A disease deadly to pigs has spread to at least 29 locations in China.
African swine fever, a highly contagious hemorrhagic disease, has infected pigs in some Chinese provinces with the highest densities of swine production, according to the U.S. Department of Agriculture.
Dr. Tom Burkgren, executive director of the American Association of Swine Veterinarians, said the causative virus is hardy, and there is no vaccine. European and Chinese producers have been unable to stop its spread.
The Food and Agriculture Organization of the United Nations published a warning in September that African swine fever almost certainly will spread in Asia. China raises half the world's pigs and has a half-billion pig population.
The most virulent viral strain is fatal to all infected pigs, although it has no direct effects on human health, FAO information states. It travels through processed and raw pork and live animals, and the virus can survive months in cured or salted pork or in animal feed.
The U.S. lacks surveillance for ASF, so veterinarians' best protection is awareness of the clinical signs, Dr. Burkgren said. Look at any case that might be compatible with ASF, and include the disease in the differential diagnosis, he said.
The virus can cause sudden death with few signs. It also can cause high fever, vomiting, diarrhea, constipation, anorexia, skin hemorrhages, abortion, lost coordination, leukopenia, thrombocytopenia, and red spots on the ear tips, tail, and lower legs or hams, according to the World Organisation for Animal Health (OIE) and information from the Iowa State University College of Veterinary Medicine.
Pigs also can develop chronic infections with weight loss, low fevers, coughing, skin necrosis and ulcers, arthritis, and joint swelling.
In postmortem examinations, veterinarians may see lesions in many organs, especially the spleen, lymph nodes, kidneys, and heart. A fact sheet (PDF) is available from Iowa State University's Center for Food Safety and Public Health.
In September, officials with the USDA Animal and Plant Health Inspection Service published a document that said they do not know or plan to test how likely it is that ASF could reach the U.S. through contaminated animal feed, which APHIS officials previously said was a likely vehicle for the spread of porcine epidemic diarrhea from China to the U.S. in 2013. PED has killed millions of neonatal pigs.

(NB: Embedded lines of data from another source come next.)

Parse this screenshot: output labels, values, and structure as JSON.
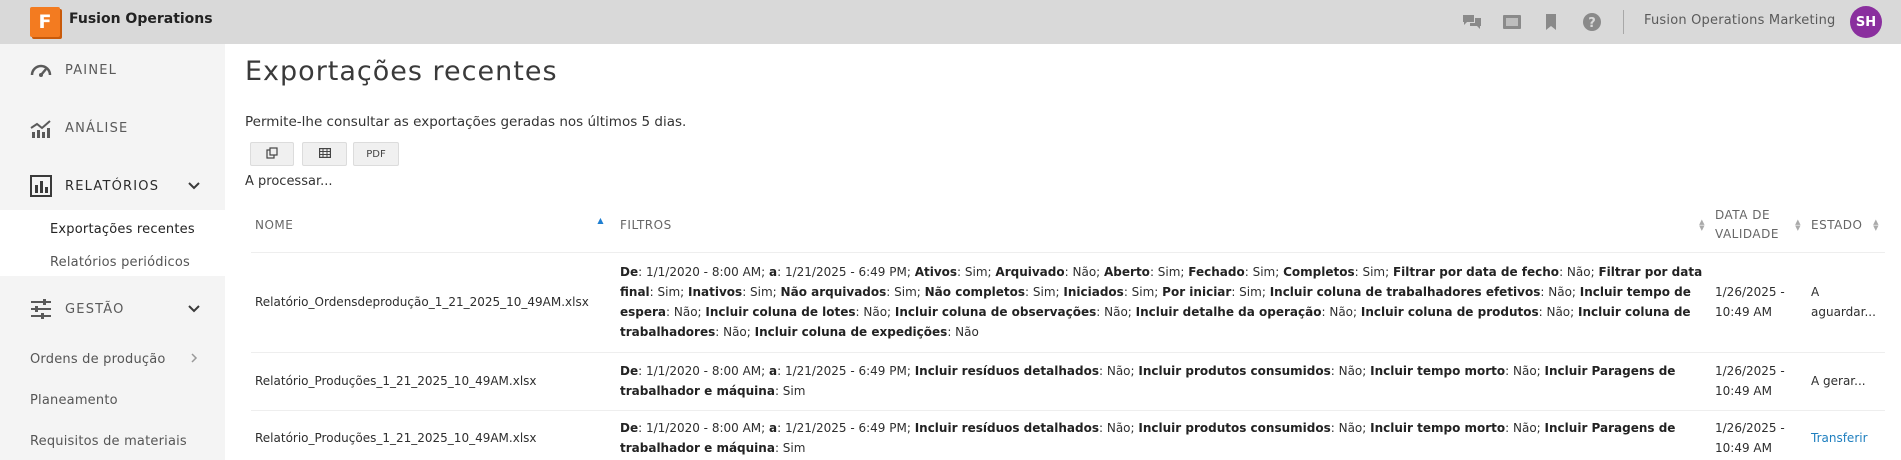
{
  "app": {
    "logo_letter": "F",
    "title": "Fusion Operations"
  },
  "topbar": {
    "icons": [
      "chat-icon",
      "screen-icon",
      "bookmark-icon",
      "help-icon"
    ],
    "account_name": "Fusion Operations Marketing",
    "avatar_initials": "SH"
  },
  "sidebar": {
    "painel": "PAINEL",
    "analise": "ANÁLISE",
    "relatorios": "RELATÓRIOS",
    "exportacoes": "Exportações recentes",
    "periodicos": "Relatórios periódicos",
    "gestao": "GESTÃO",
    "ordens": "Ordens de produção",
    "planeamento": "Planeamento",
    "requisitos": "Requisitos de materiais"
  },
  "main": {
    "title": "Exportações recentes",
    "description": "Permite-lhe consultar as exportações geradas nos últimos 5 dias.",
    "pdf_label": "PDF",
    "processing": "A processar..."
  },
  "table": {
    "headers": {
      "nome": "NOME",
      "filtros": "FILTROS",
      "validade": "DATA DE VALIDADE",
      "estado": "ESTADO"
    },
    "rows": [
      {
        "nome": "Relatório_Ordensdeprodução_1_21_2025_10_49AM.xlsx",
        "filtros": [
          [
            "De",
            ": 1/1/2020 - 8:00 AM; "
          ],
          [
            "a",
            ": 1/21/2025 - 6:49 PM; "
          ],
          [
            "Ativos",
            ": Sim; "
          ],
          [
            "Arquivado",
            ": Não; "
          ],
          [
            "Aberto",
            ": Sim; "
          ],
          [
            "Fechado",
            ": Sim; "
          ],
          [
            "Completos",
            ": Sim; "
          ],
          [
            "Filtrar por data de fecho",
            ": Não; "
          ],
          [
            "Filtrar por data final",
            ": Sim; "
          ],
          [
            "Inativos",
            ": Sim; "
          ],
          [
            "Não arquivados",
            ": Sim; "
          ],
          [
            "Não completos",
            ": Sim; "
          ],
          [
            "Iniciados",
            ": Sim; "
          ],
          [
            "Por iniciar",
            ": Sim; "
          ],
          [
            "Incluir coluna de trabalhadores efetivos",
            ": Não; "
          ],
          [
            "Incluir tempo de espera",
            ": Não; "
          ],
          [
            "Incluir coluna de lotes",
            ": Não; "
          ],
          [
            "Incluir coluna de observações",
            ": Não; "
          ],
          [
            "Incluir detalhe da operação",
            ": Não; "
          ],
          [
            "Incluir coluna de produtos",
            ": Não; "
          ],
          [
            "Incluir coluna de trabalhadores",
            ": Não; "
          ],
          [
            "Incluir coluna de expedições",
            ": Não"
          ]
        ],
        "validade": "1/26/2025 - 10:49 AM",
        "estado": "A aguardar...",
        "estado_link": false
      },
      {
        "nome": "Relatório_Produções_1_21_2025_10_49AM.xlsx",
        "filtros": [
          [
            "De",
            ": 1/1/2020 - 8:00 AM; "
          ],
          [
            "a",
            ": 1/21/2025 - 6:49 PM; "
          ],
          [
            "Incluir resíduos detalhados",
            ": Não; "
          ],
          [
            "Incluir produtos consumidos",
            ": Não; "
          ],
          [
            "Incluir tempo morto",
            ": Não; "
          ],
          [
            "Incluir Paragens de trabalhador e máquina",
            ": Sim"
          ]
        ],
        "validade": "1/26/2025 - 10:49 AM",
        "estado": "A gerar...",
        "estado_link": false
      },
      {
        "nome": "Relatório_Produções_1_21_2025_10_49AM.xlsx",
        "filtros": [
          [
            "De",
            ": 1/1/2020 - 8:00 AM; "
          ],
          [
            "a",
            ": 1/21/2025 - 6:49 PM; "
          ],
          [
            "Incluir resíduos detalhados",
            ": Não; "
          ],
          [
            "Incluir produtos consumidos",
            ": Não; "
          ],
          [
            "Incluir tempo morto",
            ": Não; "
          ],
          [
            "Incluir Paragens de trabalhador e máquina",
            ": Sim"
          ]
        ],
        "validade": "1/26/2025 - 10:49 AM",
        "estado": "Transferir",
        "estado_link": true
      }
    ]
  }
}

An article published in March in PLOS One, a journal of the online Public Library of Science, indicates African swine fever virus may be among viruses that could survive in feed ingredients through 30 days of trans-Atlantic shipping from Poland to the U.S., a simulated route chosen because the disease is present in Eastern Europe.
Dr. Burkgren said producers need to know where their feed components originate. Feed producers import animal feed ingredients, particularly vitamins and amino acids, from China.
Veterinarians should learn what ingredients their feed suppliers import and what safeguards they use in manufacturing and transportation, Dr. Burkgren said. And veterinarians may find ways to improve clients' biosecurity, such as limiting visits to their farms or eliminating feeding from food waste sources.
Veterinarians also should advise animal caretakers to watch for high death and illness rates and to review their biosecurity protocols. Identifying the first case quickly could be crucial, Dr. Burkgren said.
Researchers are trying to find ingredients that can reduce the viability of viruses in feed, following the example set by at least one product that reduces bacteria survival, Dr. Burkgren said. He noted that an antimicrobial additive, Sal Curb, is used in poultry feed to reduce Salmonella survival.
Even if someone identifies a product effective on viruses in feed, he expects getting Food and Drug Administration approval would take at least a few years.
Related JAVMA content:
Swine viruses in feed may survive shipping (July 15, 2018)